Manitobans with Lyme disease call for better testing in Canada
Published Friday, May 29, 2015 6:14PM CST Last Updated Friday, May 29, 2015 6:28PM CST
It's a disease that's still a mystery to most and it strikes fear in many.
Lyme disease is hard to diagnose, and many people with the illness say doctors don't want to deal with it.
Brynn Mayo contracted Lyme disease when she was 13. She experiences many symptoms, including morning paralysis, headaches, anxiety, depression and amnesia.
“I’ve had very bad heat regulation. I have extreme fatigue and some of my symptoms have disappeared but with that new symptoms have come,” said Mayo.
Her worst symptom is air hunger. “I was trying to get air but couldn't get anything into my lungs, but when I went to the hospital for it, all of my oxygen stats were fine. Everything was completely normal so they couldn't really do anything for me,” she said.
That doctor response mirrors the one the 18-year-old received when she first went to have the illness tested.
In Canada, Mayo was told she didn't have Lyme disease.
Two years ago, her mother forced Mayo to get tested in the U.S., and the results showed otherwise.
"She just wanted me to have a solution so that people would stop saying that all my issues were psychosomatic," said Mayo.
Jan Cmela, from the Manitoba Lyme Disease Group, said it took more than 40 doctor visits before she was diagnosed.
She said to keep a tick if you’re bit, and bring it to a doctor for free testing.
“It’s so hard to test the person, but if they have the tick and it’s positive, doctors are more apt to believe them,” said Cmela.
Research shows that the numbers of dogs that contract Lyme disease in any given area are directly proportionate to the numbers of humans who can contract the disease in the same area.
In the last seven years in southern Manitoba, more than 1,300 dogs contracted the disease, but in the province last year, only 44 confirmed human cases were reported.
"Given the incidents in dogs, we strongly believe there's a lot of people that may have Lyme disease that maybe don't know it, and should evaluate it," said Dr. Ron Worb, the Chief Veterinarian at Anderson Animal Wellness Centre.
Worb said veterinarians can confirm if a dog has been exposed to Lyme disease minutes after a blood test. Another test level shows if they've contracted it.
Human testing in Canada starts off much the same way, but Manitoba Health said final and further results take far longer.
"The test is more complex but it is far more specific and sensitive, especially once the disease has actually progressed," said Dr. Richard Rusk from Manitoba Health.

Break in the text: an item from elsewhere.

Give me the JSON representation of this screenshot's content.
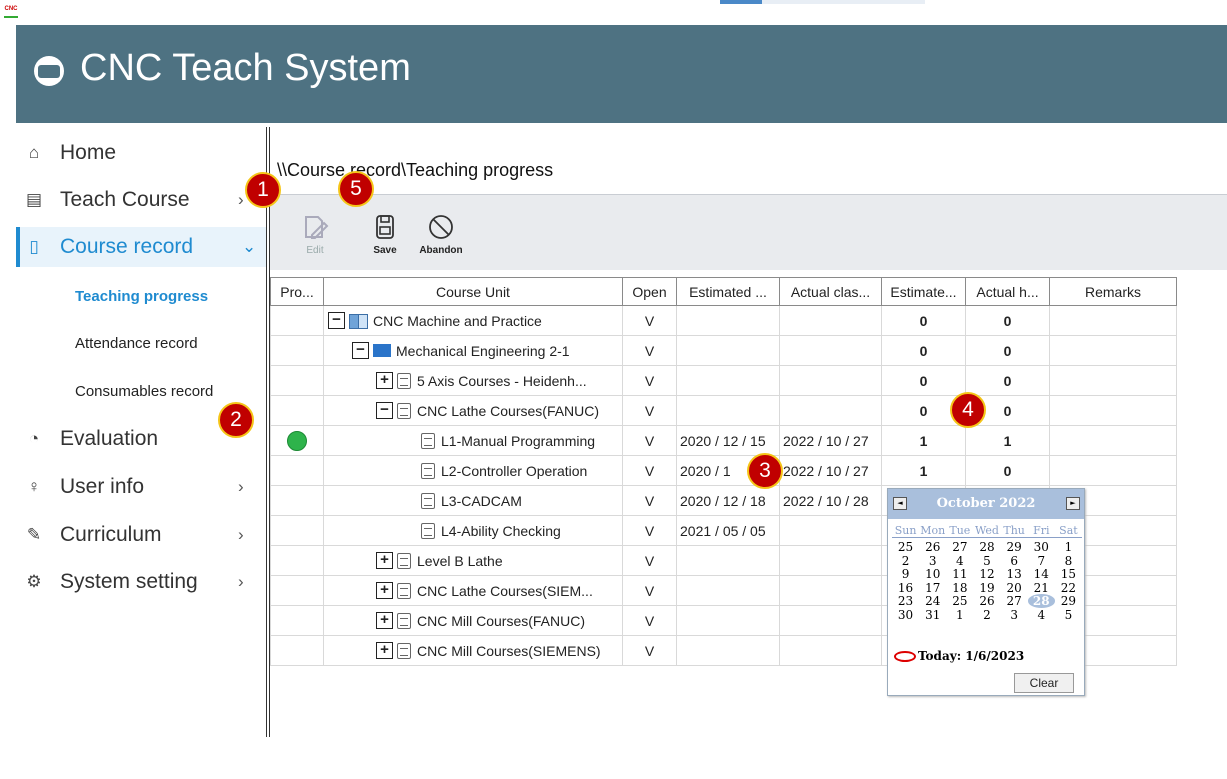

However, few Lyme disease patients agree with Rusk’s statement.
Mayo said after more than $20,000 in treatment south of the border, her symptoms improved only after she had left Canada for help.
A ride to raise awareness about Lyme disease will pass through Winnipeg on Saturday, May 30. A group will meet at 622 Tache Avenue at 2:00 p.m. to provide people with more information.